→ **ASSIGNED TASK**
Your task is to write out all of the records once more, exactly.

BEGIN

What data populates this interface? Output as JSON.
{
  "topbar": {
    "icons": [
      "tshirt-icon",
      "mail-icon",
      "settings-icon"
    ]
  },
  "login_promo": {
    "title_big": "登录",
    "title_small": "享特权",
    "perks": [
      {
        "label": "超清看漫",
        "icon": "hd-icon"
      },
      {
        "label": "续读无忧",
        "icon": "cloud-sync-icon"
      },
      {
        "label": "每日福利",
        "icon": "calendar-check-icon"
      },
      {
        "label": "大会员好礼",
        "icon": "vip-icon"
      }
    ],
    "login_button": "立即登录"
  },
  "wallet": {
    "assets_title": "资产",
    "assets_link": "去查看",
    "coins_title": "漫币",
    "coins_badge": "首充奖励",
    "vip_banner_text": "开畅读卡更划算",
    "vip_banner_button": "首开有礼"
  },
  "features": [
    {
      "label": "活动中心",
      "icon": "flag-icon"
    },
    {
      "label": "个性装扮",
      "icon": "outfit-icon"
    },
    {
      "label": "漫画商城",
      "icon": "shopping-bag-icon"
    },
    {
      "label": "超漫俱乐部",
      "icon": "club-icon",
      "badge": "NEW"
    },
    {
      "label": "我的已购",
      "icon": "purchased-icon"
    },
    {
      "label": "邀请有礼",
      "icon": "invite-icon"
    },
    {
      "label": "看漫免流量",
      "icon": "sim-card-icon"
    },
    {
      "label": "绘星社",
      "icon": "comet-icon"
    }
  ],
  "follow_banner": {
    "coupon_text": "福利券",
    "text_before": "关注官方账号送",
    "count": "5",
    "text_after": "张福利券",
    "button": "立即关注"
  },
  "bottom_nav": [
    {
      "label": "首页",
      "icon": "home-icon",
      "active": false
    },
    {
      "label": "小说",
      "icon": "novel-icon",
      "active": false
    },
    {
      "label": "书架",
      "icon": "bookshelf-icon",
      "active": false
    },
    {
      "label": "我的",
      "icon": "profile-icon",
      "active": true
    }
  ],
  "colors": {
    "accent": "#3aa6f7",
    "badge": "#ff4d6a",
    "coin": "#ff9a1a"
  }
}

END

→ **OUTPUT OF THE EXERCISE**
What data populates this interface? Output as JSON.
{
  "topbar": {
    "icons": [
      "tshirt-icon",
      "mail-icon",
      "settings-icon"
    ]
  },
  "login_promo": {
    "title_big": "登录",
    "title_small": "享特权",
    "perks": [
      {
        "label": "超清看漫",
        "icon": "hd-icon"
      },
      {
        "label": "续读无忧",
        "icon": "cloud-sync-icon"
      },
      {
        "label": "每日福利",
        "icon": "calendar-check-icon"
      },
      {
        "label": "大会员好礼",
        "icon": "vip-icon"
      }
    ],
    "login_button": "立即登录"
  },
  "wallet": {
    "assets_title": "资产",
    "assets_link": "去查看",
    "coins_title": "漫币",
    "coins_badge": "首充奖励",
    "vip_banner_text": "开畅读卡更划算",
    "vip_banner_button": "首开有礼"
  },
  "features": [
    {
      "label": "活动中心",
      "icon": "flag-icon"
    },
    {
      "label": "个性装扮",
      "icon": "outfit-icon"
    },
    {
      "label": "漫画商城",
      "icon": "shopping-bag-icon"
    },
    {
      "label": "超漫俱乐部",
      "icon": "club-icon",
      "badge": "NEW"
    },
    {
      "label": "我的已购",
      "icon": "purchased-icon"
    },
    {
      "label": "邀请有礼",
      "icon": "invite-icon"
    },
    {
      "label": "看漫免流量",
      "icon": "sim-card-icon"
    },
    {
      "label": "绘星社",
      "icon": "comet-icon"
    }
  ],
  "follow_banner": {
    "coupon_text": "福利券",
    "text_before": "关注官方账号送",
    "count": "5",
    "text_after": "张福利券",
    "button": "立即关注"
  },
  "bottom_nav": [
    {
      "label": "首页",
      "icon": "home-icon",
      "active": false
    },
    {
      "label": "小说",
      "icon": "novel-icon",
      "active": false
    },
    {
      "label": "书架",
      "icon": "bookshelf-icon",
      "active": false
    },
    {
      "label": "我的",
      "icon": "profile-icon",
      "active": true
    }
  ],
  "colors": {
    "accent": "#3aa6f7",
    "badge": "#ff4d6a",
    "coin": "#ff9a1a"
  }
}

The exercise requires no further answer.